= Task goal =
Pull every line containing "Cache" from the listing.

= The data =
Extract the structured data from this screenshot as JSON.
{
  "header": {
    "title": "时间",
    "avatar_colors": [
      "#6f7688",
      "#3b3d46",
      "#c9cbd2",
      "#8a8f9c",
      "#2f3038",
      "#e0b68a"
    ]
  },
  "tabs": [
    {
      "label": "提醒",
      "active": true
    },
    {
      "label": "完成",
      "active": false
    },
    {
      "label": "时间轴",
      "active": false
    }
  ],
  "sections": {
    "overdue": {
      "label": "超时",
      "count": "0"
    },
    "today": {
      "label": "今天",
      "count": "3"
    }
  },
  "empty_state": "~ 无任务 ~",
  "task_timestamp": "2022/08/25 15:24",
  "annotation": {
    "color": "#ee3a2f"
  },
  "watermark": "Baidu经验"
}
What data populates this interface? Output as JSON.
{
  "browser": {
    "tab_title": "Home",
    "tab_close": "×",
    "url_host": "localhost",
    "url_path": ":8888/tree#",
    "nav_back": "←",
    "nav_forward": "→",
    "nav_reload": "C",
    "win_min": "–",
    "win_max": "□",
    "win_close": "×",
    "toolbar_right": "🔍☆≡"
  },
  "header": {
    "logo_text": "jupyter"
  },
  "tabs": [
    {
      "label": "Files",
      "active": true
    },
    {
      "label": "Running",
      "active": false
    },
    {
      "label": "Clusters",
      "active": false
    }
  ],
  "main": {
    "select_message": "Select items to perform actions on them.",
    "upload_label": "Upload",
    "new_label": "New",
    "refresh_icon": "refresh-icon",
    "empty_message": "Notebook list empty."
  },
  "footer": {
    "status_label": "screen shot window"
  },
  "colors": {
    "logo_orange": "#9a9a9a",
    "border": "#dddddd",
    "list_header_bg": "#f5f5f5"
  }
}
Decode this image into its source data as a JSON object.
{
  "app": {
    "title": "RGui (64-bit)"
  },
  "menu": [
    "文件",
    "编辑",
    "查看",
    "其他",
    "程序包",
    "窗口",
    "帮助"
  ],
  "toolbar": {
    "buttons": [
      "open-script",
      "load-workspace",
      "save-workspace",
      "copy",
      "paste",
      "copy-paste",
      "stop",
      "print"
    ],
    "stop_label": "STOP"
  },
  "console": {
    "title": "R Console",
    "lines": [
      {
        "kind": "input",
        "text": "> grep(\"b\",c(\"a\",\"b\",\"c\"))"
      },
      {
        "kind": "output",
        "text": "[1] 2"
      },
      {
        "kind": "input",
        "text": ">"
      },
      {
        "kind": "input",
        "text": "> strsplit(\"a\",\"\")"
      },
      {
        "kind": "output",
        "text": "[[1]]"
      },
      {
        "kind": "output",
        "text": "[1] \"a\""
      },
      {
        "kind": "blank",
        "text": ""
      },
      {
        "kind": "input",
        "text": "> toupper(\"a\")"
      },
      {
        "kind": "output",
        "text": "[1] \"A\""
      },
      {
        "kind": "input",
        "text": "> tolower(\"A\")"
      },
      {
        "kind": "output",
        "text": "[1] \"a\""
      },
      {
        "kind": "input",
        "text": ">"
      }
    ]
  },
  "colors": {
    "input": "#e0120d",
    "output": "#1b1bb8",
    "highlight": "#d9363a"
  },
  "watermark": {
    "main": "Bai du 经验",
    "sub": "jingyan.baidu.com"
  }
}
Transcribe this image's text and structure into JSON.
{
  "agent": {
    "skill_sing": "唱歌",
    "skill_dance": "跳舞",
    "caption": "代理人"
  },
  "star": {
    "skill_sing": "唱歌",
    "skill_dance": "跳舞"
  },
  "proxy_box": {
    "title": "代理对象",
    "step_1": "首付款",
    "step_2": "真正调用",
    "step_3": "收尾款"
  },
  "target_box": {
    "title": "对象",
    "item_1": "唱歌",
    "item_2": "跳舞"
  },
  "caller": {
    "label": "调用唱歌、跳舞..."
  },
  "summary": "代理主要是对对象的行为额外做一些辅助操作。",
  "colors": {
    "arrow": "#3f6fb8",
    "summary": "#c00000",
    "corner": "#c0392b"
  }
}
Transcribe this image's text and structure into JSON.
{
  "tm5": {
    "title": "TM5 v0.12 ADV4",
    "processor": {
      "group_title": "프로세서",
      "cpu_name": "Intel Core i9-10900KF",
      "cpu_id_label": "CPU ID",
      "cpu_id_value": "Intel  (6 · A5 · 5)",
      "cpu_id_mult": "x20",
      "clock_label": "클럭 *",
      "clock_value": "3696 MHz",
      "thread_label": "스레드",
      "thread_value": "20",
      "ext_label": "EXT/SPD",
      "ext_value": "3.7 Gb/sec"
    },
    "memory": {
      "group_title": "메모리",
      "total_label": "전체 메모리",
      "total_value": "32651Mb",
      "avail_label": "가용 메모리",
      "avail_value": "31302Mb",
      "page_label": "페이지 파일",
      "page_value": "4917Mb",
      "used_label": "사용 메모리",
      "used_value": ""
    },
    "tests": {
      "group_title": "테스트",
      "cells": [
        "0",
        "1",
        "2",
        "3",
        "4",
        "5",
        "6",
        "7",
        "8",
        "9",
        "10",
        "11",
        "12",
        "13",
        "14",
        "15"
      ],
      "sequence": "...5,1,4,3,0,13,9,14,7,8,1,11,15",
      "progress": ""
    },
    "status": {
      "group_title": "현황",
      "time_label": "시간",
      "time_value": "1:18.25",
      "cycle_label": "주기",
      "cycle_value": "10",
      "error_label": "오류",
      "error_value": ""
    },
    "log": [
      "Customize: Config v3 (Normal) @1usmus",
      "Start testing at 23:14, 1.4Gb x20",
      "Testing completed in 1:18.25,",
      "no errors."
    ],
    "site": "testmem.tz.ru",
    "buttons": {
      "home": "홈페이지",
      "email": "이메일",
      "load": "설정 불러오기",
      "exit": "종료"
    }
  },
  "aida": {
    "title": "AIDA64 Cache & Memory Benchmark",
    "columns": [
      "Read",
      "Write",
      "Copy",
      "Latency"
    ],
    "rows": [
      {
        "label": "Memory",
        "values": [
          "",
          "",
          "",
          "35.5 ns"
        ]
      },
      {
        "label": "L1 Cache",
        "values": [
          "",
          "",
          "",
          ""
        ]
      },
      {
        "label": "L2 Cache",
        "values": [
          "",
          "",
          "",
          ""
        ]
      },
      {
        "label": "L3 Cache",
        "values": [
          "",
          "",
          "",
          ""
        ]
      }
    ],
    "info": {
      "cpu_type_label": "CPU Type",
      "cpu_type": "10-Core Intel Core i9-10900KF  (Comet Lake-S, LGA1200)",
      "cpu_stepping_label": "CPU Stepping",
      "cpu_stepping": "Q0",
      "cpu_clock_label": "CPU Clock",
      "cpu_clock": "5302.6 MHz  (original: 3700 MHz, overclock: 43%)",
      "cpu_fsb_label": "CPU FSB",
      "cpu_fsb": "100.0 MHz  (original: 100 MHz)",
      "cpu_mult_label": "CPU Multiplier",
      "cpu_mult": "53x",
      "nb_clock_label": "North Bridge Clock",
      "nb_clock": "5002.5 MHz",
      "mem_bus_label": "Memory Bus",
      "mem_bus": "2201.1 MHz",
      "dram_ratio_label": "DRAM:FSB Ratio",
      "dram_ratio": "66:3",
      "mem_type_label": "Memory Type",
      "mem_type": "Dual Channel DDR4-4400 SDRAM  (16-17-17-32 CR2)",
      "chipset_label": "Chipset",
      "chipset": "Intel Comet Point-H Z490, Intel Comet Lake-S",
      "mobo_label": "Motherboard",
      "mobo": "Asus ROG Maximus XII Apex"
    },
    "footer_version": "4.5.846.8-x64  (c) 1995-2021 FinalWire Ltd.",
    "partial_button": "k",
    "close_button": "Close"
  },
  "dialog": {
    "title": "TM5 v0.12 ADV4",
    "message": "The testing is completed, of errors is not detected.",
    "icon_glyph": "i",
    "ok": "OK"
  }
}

= Output =
    "title": "AIDA64 Cache & Memory Benchmark",
        "label": "L1 Cache",
        "label": "L2 Cache",
        "label": "L3 Cache",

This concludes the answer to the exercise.